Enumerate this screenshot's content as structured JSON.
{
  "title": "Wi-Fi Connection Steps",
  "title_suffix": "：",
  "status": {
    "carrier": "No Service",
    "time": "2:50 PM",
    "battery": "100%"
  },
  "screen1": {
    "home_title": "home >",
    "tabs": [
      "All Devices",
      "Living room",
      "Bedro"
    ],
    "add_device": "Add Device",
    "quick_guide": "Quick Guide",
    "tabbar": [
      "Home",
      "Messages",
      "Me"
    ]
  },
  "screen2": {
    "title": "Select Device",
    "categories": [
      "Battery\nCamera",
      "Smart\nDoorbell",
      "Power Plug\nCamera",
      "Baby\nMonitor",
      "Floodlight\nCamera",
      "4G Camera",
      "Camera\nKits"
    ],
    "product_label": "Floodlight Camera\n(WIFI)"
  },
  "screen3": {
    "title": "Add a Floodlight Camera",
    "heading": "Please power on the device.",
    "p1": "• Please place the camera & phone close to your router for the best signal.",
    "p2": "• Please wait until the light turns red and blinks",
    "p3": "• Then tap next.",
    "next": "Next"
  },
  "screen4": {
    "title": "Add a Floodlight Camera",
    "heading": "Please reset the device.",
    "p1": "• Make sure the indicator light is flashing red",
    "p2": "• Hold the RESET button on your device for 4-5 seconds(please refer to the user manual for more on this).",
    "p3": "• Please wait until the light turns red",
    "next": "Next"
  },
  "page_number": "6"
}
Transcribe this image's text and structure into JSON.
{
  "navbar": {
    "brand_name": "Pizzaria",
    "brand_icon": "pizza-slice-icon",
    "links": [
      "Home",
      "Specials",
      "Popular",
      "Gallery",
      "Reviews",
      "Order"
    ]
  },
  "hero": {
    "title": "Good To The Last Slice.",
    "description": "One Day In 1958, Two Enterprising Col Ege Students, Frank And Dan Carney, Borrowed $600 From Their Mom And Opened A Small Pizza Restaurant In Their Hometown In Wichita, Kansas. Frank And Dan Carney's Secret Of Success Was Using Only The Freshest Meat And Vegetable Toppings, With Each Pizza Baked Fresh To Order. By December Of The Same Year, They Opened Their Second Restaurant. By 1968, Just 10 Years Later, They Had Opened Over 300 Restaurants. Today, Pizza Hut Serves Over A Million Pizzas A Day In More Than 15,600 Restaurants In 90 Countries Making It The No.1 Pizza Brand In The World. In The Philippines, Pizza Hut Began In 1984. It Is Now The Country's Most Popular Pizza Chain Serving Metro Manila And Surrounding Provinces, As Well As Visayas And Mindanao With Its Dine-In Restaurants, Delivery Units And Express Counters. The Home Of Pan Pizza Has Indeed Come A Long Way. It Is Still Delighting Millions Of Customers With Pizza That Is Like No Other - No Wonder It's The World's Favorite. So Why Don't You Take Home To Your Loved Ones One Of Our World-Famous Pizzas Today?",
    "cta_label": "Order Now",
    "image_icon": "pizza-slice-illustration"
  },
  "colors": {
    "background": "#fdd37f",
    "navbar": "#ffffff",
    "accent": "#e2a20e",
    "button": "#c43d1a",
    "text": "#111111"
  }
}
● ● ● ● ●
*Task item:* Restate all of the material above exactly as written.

*Output of the exercise:*
Enumerate this screenshot's content as structured JSON.
{
  "title": "Wi-Fi Connection Steps",
  "title_suffix": "：",
  "status": {
    "carrier": "No Service",
    "time": "2:50 PM",
    "battery": "100%"
  },
  "screen1": {
    "home_title": "home >",
    "tabs": [
      "All Devices",
      "Living room",
      "Bedro"
    ],
    "add_device": "Add Device",
    "quick_guide": "Quick Guide",
    "tabbar": [
      "Home",
      "Messages",
      "Me"
    ]
  },
  "screen2": {
    "title": "Select Device",
    "categories": [
      "Battery\nCamera",
      "Smart\nDoorbell",
      "Power Plug\nCamera",
      "Baby\nMonitor",
      "Floodlight\nCamera",
      "4G Camera",
      "Camera\nKits"
    ],
    "product_label": "Floodlight Camera\n(WIFI)"
  },
  "screen3": {
    "title": "Add a Floodlight Camera",
    "heading": "Please power on the device.",
    "p1": "• Please place the camera & phone close to your router for the best signal.",
    "p2": "• Please wait until the light turns red and blinks",
    "p3": "• Then tap next.",
    "next": "Next"
  },
  "screen4": {
    "title": "Add a Floodlight Camera",
    "heading": "Please reset the device.",
    "p1": "• Make sure the indicator light is flashing red",
    "p2": "• Hold the RESET button on your device for 4-5 seconds(please refer to the user manual for more on this).",
    "p3": "• Please wait until the light turns red",
    "next": "Next"
  },
  "page_number": "6"
}
Transcribe this image's text and structure into JSON.
{
  "navbar": {
    "brand_name": "Pizzaria",
    "brand_icon": "pizza-slice-icon",
    "links": [
      "Home",
      "Specials",
      "Popular",
      "Gallery",
      "Reviews",
      "Order"
    ]
  },
  "hero": {
    "title": "Good To The Last Slice.",
    "description": "One Day In 1958, Two Enterprising Col Ege Students, Frank And Dan Carney, Borrowed $600 From Their Mom And Opened A Small Pizza Restaurant In Their Hometown In Wichita, Kansas. Frank And Dan Carney's Secret Of Success Was Using Only The Freshest Meat And Vegetable Toppings, With Each Pizza Baked Fresh To Order. By December Of The Same Year, They Opened Their Second Restaurant. By 1968, Just 10 Years Later, They Had Opened Over 300 Restaurants. Today, Pizza Hut Serves Over A Million Pizzas A Day In More Than 15,600 Restaurants In 90 Countries Making It The No.1 Pizza Brand In The World. In The Philippines, Pizza Hut Began In 1984. It Is Now The Country's Most Popular Pizza Chain Serving Metro Manila And Surrounding Provinces, As Well As Visayas And Mindanao With Its Dine-In Restaurants, Delivery Units And Express Counters. The Home Of Pan Pizza Has Indeed Come A Long Way. It Is Still Delighting Millions Of Customers With Pizza That Is Like No Other - No Wonder It's The World's Favorite. So Why Don't You Take Home To Your Loved Ones One Of Our World-Famous Pizzas Today?",
    "cta_label": "Order Now",
    "image_icon": "pizza-slice-illustration"
  },
  "colors": {
    "background": "#fdd37f",
    "navbar": "#ffffff",
    "accent": "#e2a20e",
    "button": "#c43d1a",
    "text": "#111111"
  }
}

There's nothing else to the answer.